▸ **What is needed**: Repeat the entries exactly, and do not carry the pictures over.

^^^^^^^^

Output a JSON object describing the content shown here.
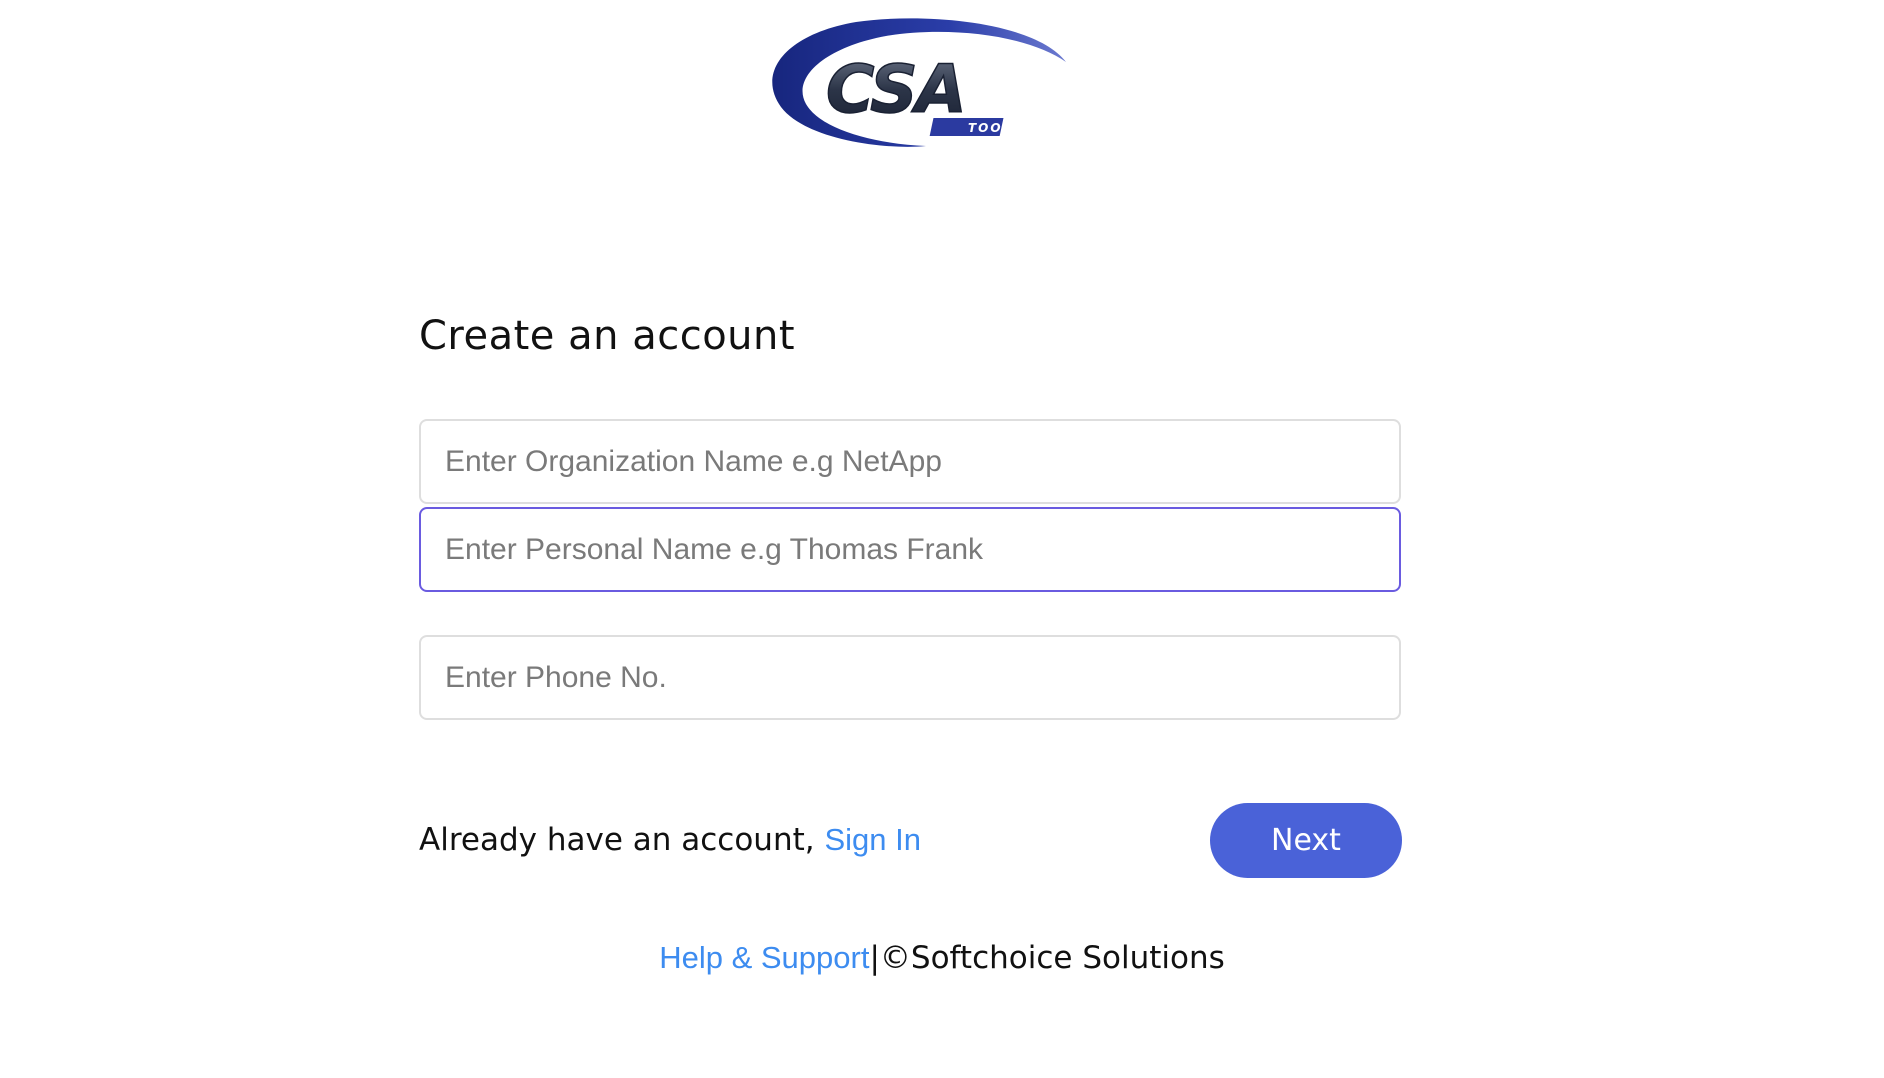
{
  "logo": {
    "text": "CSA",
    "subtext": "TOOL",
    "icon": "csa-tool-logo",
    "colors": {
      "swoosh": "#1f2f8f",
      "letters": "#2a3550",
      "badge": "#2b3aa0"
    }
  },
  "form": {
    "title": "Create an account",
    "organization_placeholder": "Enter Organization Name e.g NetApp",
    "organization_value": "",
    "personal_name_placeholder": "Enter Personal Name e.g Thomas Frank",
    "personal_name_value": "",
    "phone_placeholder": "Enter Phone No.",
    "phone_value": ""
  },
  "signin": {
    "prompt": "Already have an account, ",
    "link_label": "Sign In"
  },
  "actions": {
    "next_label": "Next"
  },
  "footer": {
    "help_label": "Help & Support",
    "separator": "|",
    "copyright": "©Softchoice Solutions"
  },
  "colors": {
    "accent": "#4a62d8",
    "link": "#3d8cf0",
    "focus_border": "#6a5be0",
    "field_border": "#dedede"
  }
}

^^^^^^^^

▸ **Answer to this task**:
Output a JSON object describing the content shown here.
{
  "logo": {
    "text": "CSA",
    "subtext": "TOOL",
    "icon": "csa-tool-logo",
    "colors": {
      "swoosh": "#1f2f8f",
      "letters": "#2a3550",
      "badge": "#2b3aa0"
    }
  },
  "form": {
    "title": "Create an account",
    "organization_placeholder": "Enter Organization Name e.g NetApp",
    "organization_value": "",
    "personal_name_placeholder": "Enter Personal Name e.g Thomas Frank",
    "personal_name_value": "",
    "phone_placeholder": "Enter Phone No.",
    "phone_value": ""
  },
  "signin": {
    "prompt": "Already have an account, ",
    "link_label": "Sign In"
  },
  "actions": {
    "next_label": "Next"
  },
  "footer": {
    "help_label": "Help & Support",
    "separator": "|",
    "copyright": "©Softchoice Solutions"
  },
  "colors": {
    "accent": "#4a62d8",
    "link": "#3d8cf0",
    "focus_border": "#6a5be0",
    "field_border": "#dedede"
  }
}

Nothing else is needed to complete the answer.